§ **What is required**
Only an exact repetition of every entry counts as the answer.

§ **Data**
········

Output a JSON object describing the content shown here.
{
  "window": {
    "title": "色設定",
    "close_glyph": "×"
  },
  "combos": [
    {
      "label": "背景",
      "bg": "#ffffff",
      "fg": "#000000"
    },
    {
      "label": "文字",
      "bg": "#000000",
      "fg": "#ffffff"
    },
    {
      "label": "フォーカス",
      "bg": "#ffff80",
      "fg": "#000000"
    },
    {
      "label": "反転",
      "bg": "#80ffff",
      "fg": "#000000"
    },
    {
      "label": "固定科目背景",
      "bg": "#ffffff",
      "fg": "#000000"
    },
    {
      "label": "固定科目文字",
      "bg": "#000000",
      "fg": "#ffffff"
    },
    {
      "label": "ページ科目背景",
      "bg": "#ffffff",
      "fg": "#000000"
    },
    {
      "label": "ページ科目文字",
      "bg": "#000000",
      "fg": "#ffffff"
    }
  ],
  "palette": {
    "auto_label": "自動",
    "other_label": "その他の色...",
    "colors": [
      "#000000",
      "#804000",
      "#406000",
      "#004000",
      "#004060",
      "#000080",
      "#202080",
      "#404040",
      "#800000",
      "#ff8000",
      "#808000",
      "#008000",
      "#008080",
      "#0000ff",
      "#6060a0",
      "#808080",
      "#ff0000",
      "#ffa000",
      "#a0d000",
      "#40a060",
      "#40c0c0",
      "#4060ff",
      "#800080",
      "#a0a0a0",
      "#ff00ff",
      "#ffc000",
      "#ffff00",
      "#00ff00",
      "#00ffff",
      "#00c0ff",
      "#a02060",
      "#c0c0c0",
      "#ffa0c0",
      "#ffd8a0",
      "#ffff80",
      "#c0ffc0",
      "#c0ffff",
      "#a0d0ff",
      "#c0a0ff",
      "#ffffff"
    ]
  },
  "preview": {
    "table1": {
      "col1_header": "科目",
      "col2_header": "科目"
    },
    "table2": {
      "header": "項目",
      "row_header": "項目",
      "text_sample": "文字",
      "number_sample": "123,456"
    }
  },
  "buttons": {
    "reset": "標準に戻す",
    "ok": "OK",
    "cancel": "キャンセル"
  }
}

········

§ **Task output**
Output a JSON object describing the content shown here.
{
  "window": {
    "title": "色設定",
    "close_glyph": "×"
  },
  "combos": [
    {
      "label": "背景",
      "bg": "#ffffff",
      "fg": "#000000"
    },
    {
      "label": "文字",
      "bg": "#000000",
      "fg": "#ffffff"
    },
    {
      "label": "フォーカス",
      "bg": "#ffff80",
      "fg": "#000000"
    },
    {
      "label": "反転",
      "bg": "#80ffff",
      "fg": "#000000"
    },
    {
      "label": "固定科目背景",
      "bg": "#ffffff",
      "fg": "#000000"
    },
    {
      "label": "固定科目文字",
      "bg": "#000000",
      "fg": "#ffffff"
    },
    {
      "label": "ページ科目背景",
      "bg": "#ffffff",
      "fg": "#000000"
    },
    {
      "label": "ページ科目文字",
      "bg": "#000000",
      "fg": "#ffffff"
    }
  ],
  "palette": {
    "auto_label": "自動",
    "other_label": "その他の色...",
    "colors": [
      "#000000",
      "#804000",
      "#406000",
      "#004000",
      "#004060",
      "#000080",
      "#202080",
      "#404040",
      "#800000",
      "#ff8000",
      "#808000",
      "#008000",
      "#008080",
      "#0000ff",
      "#6060a0",
      "#808080",
      "#ff0000",
      "#ffa000",
      "#a0d000",
      "#40a060",
      "#40c0c0",
      "#4060ff",
      "#800080",
      "#a0a0a0",
      "#ff00ff",
      "#ffc000",
      "#ffff00",
      "#00ff00",
      "#00ffff",
      "#00c0ff",
      "#a02060",
      "#c0c0c0",
      "#ffa0c0",
      "#ffd8a0",
      "#ffff80",
      "#c0ffc0",
      "#c0ffff",
      "#a0d0ff",
      "#c0a0ff",
      "#ffffff"
    ]
  },
  "preview": {
    "table1": {
      "col1_header": "科目",
      "col2_header": "科目"
    },
    "table2": {
      "header": "項目",
      "row_header": "項目",
      "text_sample": "文字",
      "number_sample": "123,456"
    }
  },
  "buttons": {
    "reset": "標準に戻す",
    "ok": "OK",
    "cancel": "キャンセル"
  }
}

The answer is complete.